I have no faith in The Atlantic, as well as their writers. Still, the dumbing-down of what is taught, and how little is taught, and the education of teachers in the last 20-40 years... Well, it ain't good. This all sounds terribly progressive to me; and as I've said before, the word "progressive" always makes me think of cancer.

Ares Olympus said...

I saw the article yesterday, and Jonathan Haidt's new book "The Codding of the American Mind" seems clearly relevant, seeing CBT as an answer. I've not read it, but seen lots online:

And in regards to public presetations, it does seem like the rise of texting and the smart phone that keeps the world at a distance, so perhaps kids now have fewer chances for direct communication and the skills that take practice. I recall a few years ago going to an Amusement park with friends and invited my 20yo niece, and she spent 2/3 of her time glued to her phone, and missed chances to interact with the other kids.

It show the problem of opportunity and choice, the choices we make in a world of unlimited choices (like how to communicate) we tend to be the ones we feel most comfortable with, so when we're sometimes forced to go outside of our comfort zone, it feels like "pain" rather than just discomfort. And perhaps "empathetic" parenting is more reluctant to prod a child into that discomfort. That doesn't mean empathy is bad, but it has to be put into a larger context of longer term goals.

Ignatius Acton Chesterton OCD said...

Somehow I don't think David Hogg experienced anxiety when giving a classroom presentation. And look at how society has benefited.

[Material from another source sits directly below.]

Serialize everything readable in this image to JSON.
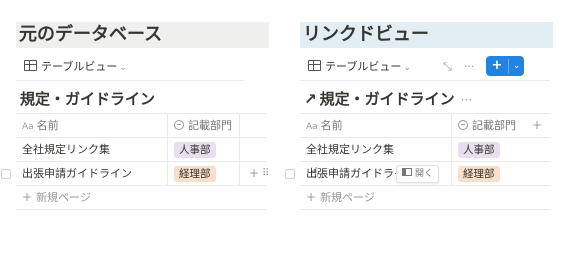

The Egyptian said...

good grief, i was in FFA in high school (1977) public speaking was a hoot, served me well for the rest of my life. Thankfully the FFA still promotes public speaking, You should see the young people standup and go at it, there is a future, just not from the run of the mill whiners, find the kids in vocational training they'll knock your socks off